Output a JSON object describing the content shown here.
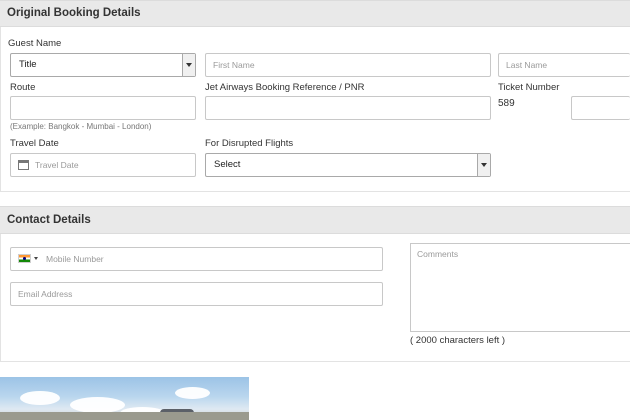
{
  "booking": {
    "header": "Original Booking Details",
    "guest_name_label": "Guest Name",
    "title_select": "Title",
    "first_name_placeholder": "First Name",
    "last_name_placeholder": "Last Name",
    "route_label": "Route",
    "route_hint": "(Example: Bangkok - Mumbai - London)",
    "pnr_label": "Jet Airways Booking Reference / PNR",
    "ticket_label": "Ticket Number",
    "ticket_prefix": "589",
    "travel_date_label": "Travel Date",
    "travel_date_placeholder": "Travel Date",
    "disrupted_label": "For Disrupted Flights",
    "disrupted_select": "Select"
  },
  "contact": {
    "header": "Contact Details",
    "mobile_placeholder": "Mobile Number",
    "email_placeholder": "Email Address",
    "comments_placeholder": "Comments",
    "chars_left": "( 2000 characters left )"
  },
  "icons": {
    "calendar": "calendar-icon",
    "flag": "india-flag-icon",
    "dropdown": "chevron-down-icon"
  },
  "colors": {
    "header_bg": "#e9e9e9",
    "border": "#c8c8c8",
    "placeholder": "#9a9a9a"
  }
}
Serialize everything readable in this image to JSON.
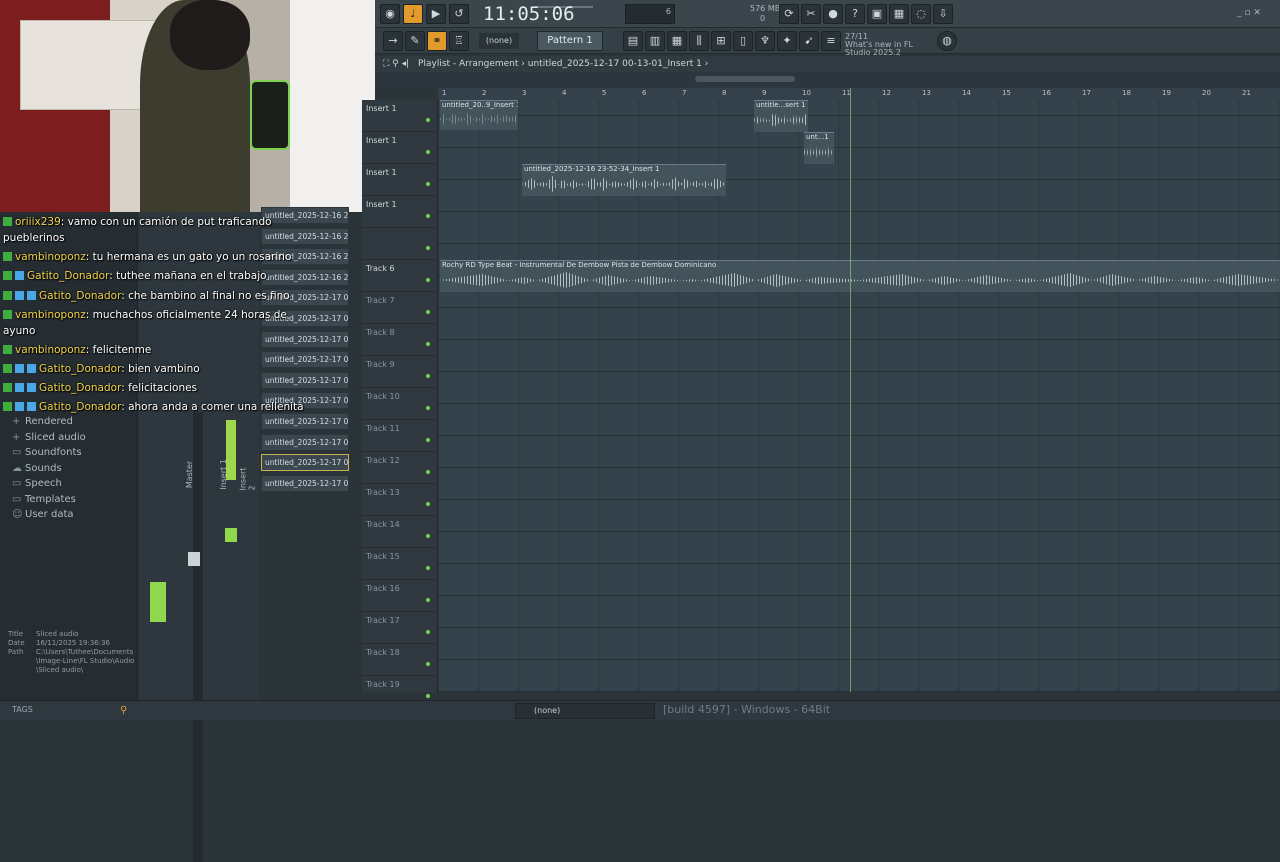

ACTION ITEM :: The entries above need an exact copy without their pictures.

RESULT ::
Output a JSON object describing the content shown here.
{
  "booking": {
    "header": "Original Booking Details",
    "guest_name_label": "Guest Name",
    "title_select": "Title",
    "first_name_placeholder": "First Name",
    "last_name_placeholder": "Last Name",
    "route_label": "Route",
    "route_hint": "(Example: Bangkok - Mumbai - London)",
    "pnr_label": "Jet Airways Booking Reference / PNR",
    "ticket_label": "Ticket Number",
    "ticket_prefix": "589",
    "travel_date_label": "Travel Date",
    "travel_date_placeholder": "Travel Date",
    "disrupted_label": "For Disrupted Flights",
    "disrupted_select": "Select"
  },
  "contact": {
    "header": "Contact Details",
    "mobile_placeholder": "Mobile Number",
    "email_placeholder": "Email Address",
    "comments_placeholder": "Comments",
    "chars_left": "( 2000 characters left )"
  },
  "icons": {
    "calendar": "calendar-icon",
    "flag": "india-flag-icon",
    "dropdown": "chevron-down-icon"
  },
  "colors": {
    "header_bg": "#e9e9e9",
    "border": "#c8c8c8",
    "placeholder": "#9a9a9a"
  }
}
Serialize everything readable in this image to JSON.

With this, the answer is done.